▶ Records for the task:
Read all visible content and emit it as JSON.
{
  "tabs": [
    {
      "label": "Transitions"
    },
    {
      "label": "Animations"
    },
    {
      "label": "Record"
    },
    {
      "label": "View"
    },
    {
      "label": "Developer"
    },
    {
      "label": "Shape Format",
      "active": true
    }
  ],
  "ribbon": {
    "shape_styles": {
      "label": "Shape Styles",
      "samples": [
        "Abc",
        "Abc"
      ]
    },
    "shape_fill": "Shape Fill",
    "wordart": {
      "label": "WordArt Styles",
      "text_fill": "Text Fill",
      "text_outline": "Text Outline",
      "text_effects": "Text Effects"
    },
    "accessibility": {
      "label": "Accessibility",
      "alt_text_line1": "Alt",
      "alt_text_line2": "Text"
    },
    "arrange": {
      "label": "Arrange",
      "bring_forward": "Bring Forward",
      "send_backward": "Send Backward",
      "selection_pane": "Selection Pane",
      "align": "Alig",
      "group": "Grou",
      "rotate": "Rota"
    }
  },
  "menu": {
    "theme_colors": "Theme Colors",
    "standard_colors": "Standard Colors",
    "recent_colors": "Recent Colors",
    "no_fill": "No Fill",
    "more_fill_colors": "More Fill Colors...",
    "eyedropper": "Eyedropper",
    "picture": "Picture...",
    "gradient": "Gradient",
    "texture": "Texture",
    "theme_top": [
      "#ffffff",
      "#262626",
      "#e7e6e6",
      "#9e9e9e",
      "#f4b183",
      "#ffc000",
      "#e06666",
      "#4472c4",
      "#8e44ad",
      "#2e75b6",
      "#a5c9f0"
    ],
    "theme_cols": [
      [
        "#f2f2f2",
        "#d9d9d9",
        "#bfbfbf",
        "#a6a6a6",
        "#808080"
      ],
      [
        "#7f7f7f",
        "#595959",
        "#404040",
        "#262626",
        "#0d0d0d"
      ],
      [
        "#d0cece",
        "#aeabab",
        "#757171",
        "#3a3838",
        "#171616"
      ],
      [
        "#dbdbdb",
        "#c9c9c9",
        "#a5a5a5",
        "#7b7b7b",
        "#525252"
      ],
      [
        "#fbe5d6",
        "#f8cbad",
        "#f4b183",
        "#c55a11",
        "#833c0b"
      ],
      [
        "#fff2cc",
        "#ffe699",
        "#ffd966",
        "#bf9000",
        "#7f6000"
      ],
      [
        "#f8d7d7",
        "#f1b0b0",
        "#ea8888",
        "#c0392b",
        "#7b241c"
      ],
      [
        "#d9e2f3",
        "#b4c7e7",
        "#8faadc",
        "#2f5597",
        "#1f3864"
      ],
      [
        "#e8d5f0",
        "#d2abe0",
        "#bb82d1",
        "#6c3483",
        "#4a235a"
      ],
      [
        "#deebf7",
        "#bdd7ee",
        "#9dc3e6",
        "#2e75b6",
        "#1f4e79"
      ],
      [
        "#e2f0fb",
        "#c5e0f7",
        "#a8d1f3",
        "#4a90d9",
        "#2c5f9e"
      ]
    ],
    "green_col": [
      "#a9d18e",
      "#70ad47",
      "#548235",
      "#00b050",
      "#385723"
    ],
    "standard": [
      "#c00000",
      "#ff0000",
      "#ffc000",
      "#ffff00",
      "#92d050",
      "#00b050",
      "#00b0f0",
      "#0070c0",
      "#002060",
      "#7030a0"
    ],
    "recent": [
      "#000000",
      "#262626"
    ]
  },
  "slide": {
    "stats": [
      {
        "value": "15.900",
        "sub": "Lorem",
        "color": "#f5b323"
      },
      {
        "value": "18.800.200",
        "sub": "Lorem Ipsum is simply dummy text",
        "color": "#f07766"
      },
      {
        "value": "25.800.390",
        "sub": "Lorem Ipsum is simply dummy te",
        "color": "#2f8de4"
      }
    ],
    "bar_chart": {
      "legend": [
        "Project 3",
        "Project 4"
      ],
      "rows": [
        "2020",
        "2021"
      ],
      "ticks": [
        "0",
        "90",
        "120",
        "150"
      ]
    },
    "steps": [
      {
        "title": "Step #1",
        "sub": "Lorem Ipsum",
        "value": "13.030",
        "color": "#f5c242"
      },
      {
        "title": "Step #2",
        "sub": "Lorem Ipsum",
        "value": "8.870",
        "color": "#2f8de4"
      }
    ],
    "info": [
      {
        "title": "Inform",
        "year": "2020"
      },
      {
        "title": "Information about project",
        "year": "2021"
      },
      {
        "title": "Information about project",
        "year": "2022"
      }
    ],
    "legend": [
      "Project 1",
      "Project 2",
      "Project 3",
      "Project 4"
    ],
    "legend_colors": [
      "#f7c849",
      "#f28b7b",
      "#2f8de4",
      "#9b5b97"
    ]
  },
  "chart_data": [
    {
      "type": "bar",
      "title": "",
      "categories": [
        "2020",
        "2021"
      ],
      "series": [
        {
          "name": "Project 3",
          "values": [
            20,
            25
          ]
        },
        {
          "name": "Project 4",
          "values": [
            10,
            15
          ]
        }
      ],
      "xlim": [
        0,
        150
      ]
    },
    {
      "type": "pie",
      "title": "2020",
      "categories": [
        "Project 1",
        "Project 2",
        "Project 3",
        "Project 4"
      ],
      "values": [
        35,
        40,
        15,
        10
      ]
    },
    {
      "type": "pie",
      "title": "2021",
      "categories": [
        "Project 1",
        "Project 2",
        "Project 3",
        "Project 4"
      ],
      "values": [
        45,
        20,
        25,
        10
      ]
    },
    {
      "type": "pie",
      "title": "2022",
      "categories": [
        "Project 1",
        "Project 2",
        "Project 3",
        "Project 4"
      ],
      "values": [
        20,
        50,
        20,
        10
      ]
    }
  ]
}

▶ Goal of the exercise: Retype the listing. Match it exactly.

▶ Solution to the problem:
Read all visible content and emit it as JSON.
{
  "tabs": [
    {
      "label": "Transitions"
    },
    {
      "label": "Animations"
    },
    {
      "label": "Record"
    },
    {
      "label": "View"
    },
    {
      "label": "Developer"
    },
    {
      "label": "Shape Format",
      "active": true
    }
  ],
  "ribbon": {
    "shape_styles": {
      "label": "Shape Styles",
      "samples": [
        "Abc",
        "Abc"
      ]
    },
    "shape_fill": "Shape Fill",
    "wordart": {
      "label": "WordArt Styles",
      "text_fill": "Text Fill",
      "text_outline": "Text Outline",
      "text_effects": "Text Effects"
    },
    "accessibility": {
      "label": "Accessibility",
      "alt_text_line1": "Alt",
      "alt_text_line2": "Text"
    },
    "arrange": {
      "label": "Arrange",
      "bring_forward": "Bring Forward",
      "send_backward": "Send Backward",
      "selection_pane": "Selection Pane",
      "align": "Alig",
      "group": "Grou",
      "rotate": "Rota"
    }
  },
  "menu": {
    "theme_colors": "Theme Colors",
    "standard_colors": "Standard Colors",
    "recent_colors": "Recent Colors",
    "no_fill": "No Fill",
    "more_fill_colors": "More Fill Colors...",
    "eyedropper": "Eyedropper",
    "picture": "Picture...",
    "gradient": "Gradient",
    "texture": "Texture",
    "theme_top": [
      "#ffffff",
      "#262626",
      "#e7e6e6",
      "#9e9e9e",
      "#f4b183",
      "#ffc000",
      "#e06666",
      "#4472c4",
      "#8e44ad",
      "#2e75b6",
      "#a5c9f0"
    ],
    "theme_cols": [
      [
        "#f2f2f2",
        "#d9d9d9",
        "#bfbfbf",
        "#a6a6a6",
        "#808080"
      ],
      [
        "#7f7f7f",
        "#595959",
        "#404040",
        "#262626",
        "#0d0d0d"
      ],
      [
        "#d0cece",
        "#aeabab",
        "#757171",
        "#3a3838",
        "#171616"
      ],
      [
        "#dbdbdb",
        "#c9c9c9",
        "#a5a5a5",
        "#7b7b7b",
        "#525252"
      ],
      [
        "#fbe5d6",
        "#f8cbad",
        "#f4b183",
        "#c55a11",
        "#833c0b"
      ],
      [
        "#fff2cc",
        "#ffe699",
        "#ffd966",
        "#bf9000",
        "#7f6000"
      ],
      [
        "#f8d7d7",
        "#f1b0b0",
        "#ea8888",
        "#c0392b",
        "#7b241c"
      ],
      [
        "#d9e2f3",
        "#b4c7e7",
        "#8faadc",
        "#2f5597",
        "#1f3864"
      ],
      [
        "#e8d5f0",
        "#d2abe0",
        "#bb82d1",
        "#6c3483",
        "#4a235a"
      ],
      [
        "#deebf7",
        "#bdd7ee",
        "#9dc3e6",
        "#2e75b6",
        "#1f4e79"
      ],
      [
        "#e2f0fb",
        "#c5e0f7",
        "#a8d1f3",
        "#4a90d9",
        "#2c5f9e"
      ]
    ],
    "green_col": [
      "#a9d18e",
      "#70ad47",
      "#548235",
      "#00b050",
      "#385723"
    ],
    "standard": [
      "#c00000",
      "#ff0000",
      "#ffc000",
      "#ffff00",
      "#92d050",
      "#00b050",
      "#00b0f0",
      "#0070c0",
      "#002060",
      "#7030a0"
    ],
    "recent": [
      "#000000",
      "#262626"
    ]
  },
  "slide": {
    "stats": [
      {
        "value": "15.900",
        "sub": "Lorem",
        "color": "#f5b323"
      },
      {
        "value": "18.800.200",
        "sub": "Lorem Ipsum is simply dummy text",
        "color": "#f07766"
      },
      {
        "value": "25.800.390",
        "sub": "Lorem Ipsum is simply dummy te",
        "color": "#2f8de4"
      }
    ],
    "bar_chart": {
      "legend": [
        "Project 3",
        "Project 4"
      ],
      "rows": [
        "2020",
        "2021"
      ],
      "ticks": [
        "0",
        "90",
        "120",
        "150"
      ]
    },
    "steps": [
      {
        "title": "Step #1",
        "sub": "Lorem Ipsum",
        "value": "13.030",
        "color": "#f5c242"
      },
      {
        "title": "Step #2",
        "sub": "Lorem Ipsum",
        "value": "8.870",
        "color": "#2f8de4"
      }
    ],
    "info": [
      {
        "title": "Inform",
        "year": "2020"
      },
      {
        "title": "Information about project",
        "year": "2021"
      },
      {
        "title": "Information about project",
        "year": "2022"
      }
    ],
    "legend": [
      "Project 1",
      "Project 2",
      "Project 3",
      "Project 4"
    ],
    "legend_colors": [
      "#f7c849",
      "#f28b7b",
      "#2f8de4",
      "#9b5b97"
    ]
  },
  "chart_data": [
    {
      "type": "bar",
      "title": "",
      "categories": [
        "2020",
        "2021"
      ],
      "series": [
        {
          "name": "Project 3",
          "values": [
            20,
            25
          ]
        },
        {
          "name": "Project 4",
          "values": [
            10,
            15
          ]
        }
      ],
      "xlim": [
        0,
        150
      ]
    },
    {
      "type": "pie",
      "title": "2020",
      "categories": [
        "Project 1",
        "Project 2",
        "Project 3",
        "Project 4"
      ],
      "values": [
        35,
        40,
        15,
        10
      ]
    },
    {
      "type": "pie",
      "title": "2021",
      "categories": [
        "Project 1",
        "Project 2",
        "Project 3",
        "Project 4"
      ],
      "values": [
        45,
        20,
        25,
        10
      ]
    },
    {
      "type": "pie",
      "title": "2022",
      "categories": [
        "Project 1",
        "Project 2",
        "Project 3",
        "Project 4"
      ],
      "values": [
        20,
        50,
        20,
        10
      ]
    }
  ]
}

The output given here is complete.